■ **What you are asked to do**: Copy the entries without a single change. Pictures should be dropped.

#### The records ####

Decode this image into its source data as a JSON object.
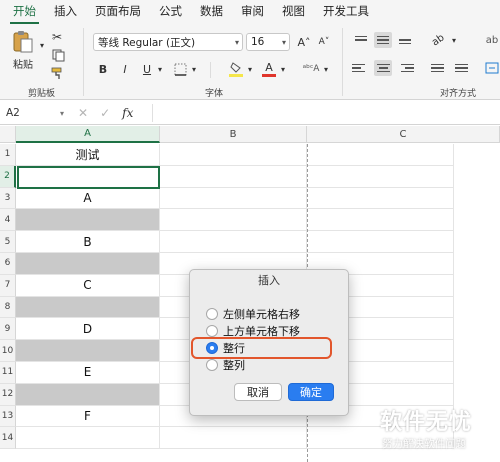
{
  "ribbon": {
    "tabs": [
      "开始",
      "插入",
      "页面布局",
      "公式",
      "数据",
      "审阅",
      "视图",
      "开发工具"
    ],
    "active_tab": 0,
    "clipboard": {
      "paste_label": "粘贴",
      "group_label": "剪贴板"
    },
    "font": {
      "name": "等线 Regular (正文)",
      "size": "16",
      "grow": "A˄",
      "shrink": "A˅",
      "bold": "B",
      "italic": "I",
      "underline": "U",
      "group_label": "字体",
      "accent_color": "#f5e64a",
      "font_color": "#e0352b"
    },
    "alignment": {
      "group_label": "对齐方式"
    }
  },
  "formula_bar": {
    "cell_ref": "A2",
    "fx": "fx",
    "cancel_icon": "close-icon",
    "confirm_icon": "check-icon"
  },
  "sheet": {
    "columns": [
      "A",
      "B",
      "C"
    ],
    "rows": [
      "1",
      "2",
      "3",
      "4",
      "5",
      "6",
      "7",
      "8",
      "9",
      "10",
      "11",
      "12",
      "13",
      "14"
    ],
    "cells_a": [
      "测试",
      "",
      "A",
      "",
      "B",
      "",
      "C",
      "",
      "D",
      "",
      "E",
      "",
      "F",
      ""
    ],
    "gray_rows": [
      4,
      6,
      8,
      10,
      12
    ],
    "selected_cell": "A2"
  },
  "dialog": {
    "title": "插入",
    "options": [
      "左侧单元格右移",
      "上方单元格下移",
      "整行",
      "整列"
    ],
    "selected_option": 2,
    "cancel": "取消",
    "ok": "确定",
    "accent": "#2a7df0",
    "highlight_color": "#e2562c"
  },
  "watermark": {
    "title": "软件无忧",
    "subtitle": "努力解决软件问题"
  }
}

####

■ **Response**:
Decode this image into its source data as a JSON object.
{
  "ribbon": {
    "tabs": [
      "开始",
      "插入",
      "页面布局",
      "公式",
      "数据",
      "审阅",
      "视图",
      "开发工具"
    ],
    "active_tab": 0,
    "clipboard": {
      "paste_label": "粘贴",
      "group_label": "剪贴板"
    },
    "font": {
      "name": "等线 Regular (正文)",
      "size": "16",
      "grow": "A˄",
      "shrink": "A˅",
      "bold": "B",
      "italic": "I",
      "underline": "U",
      "group_label": "字体",
      "accent_color": "#f5e64a",
      "font_color": "#e0352b"
    },
    "alignment": {
      "group_label": "对齐方式"
    }
  },
  "formula_bar": {
    "cell_ref": "A2",
    "fx": "fx",
    "cancel_icon": "close-icon",
    "confirm_icon": "check-icon"
  },
  "sheet": {
    "columns": [
      "A",
      "B",
      "C"
    ],
    "rows": [
      "1",
      "2",
      "3",
      "4",
      "5",
      "6",
      "7",
      "8",
      "9",
      "10",
      "11",
      "12",
      "13",
      "14"
    ],
    "cells_a": [
      "测试",
      "",
      "A",
      "",
      "B",
      "",
      "C",
      "",
      "D",
      "",
      "E",
      "",
      "F",
      ""
    ],
    "gray_rows": [
      4,
      6,
      8,
      10,
      12
    ],
    "selected_cell": "A2"
  },
  "dialog": {
    "title": "插入",
    "options": [
      "左侧单元格右移",
      "上方单元格下移",
      "整行",
      "整列"
    ],
    "selected_option": 2,
    "cancel": "取消",
    "ok": "确定",
    "accent": "#2a7df0",
    "highlight_color": "#e2562c"
  },
  "watermark": {
    "title": "软件无忧",
    "subtitle": "努力解决软件问题"
  }
}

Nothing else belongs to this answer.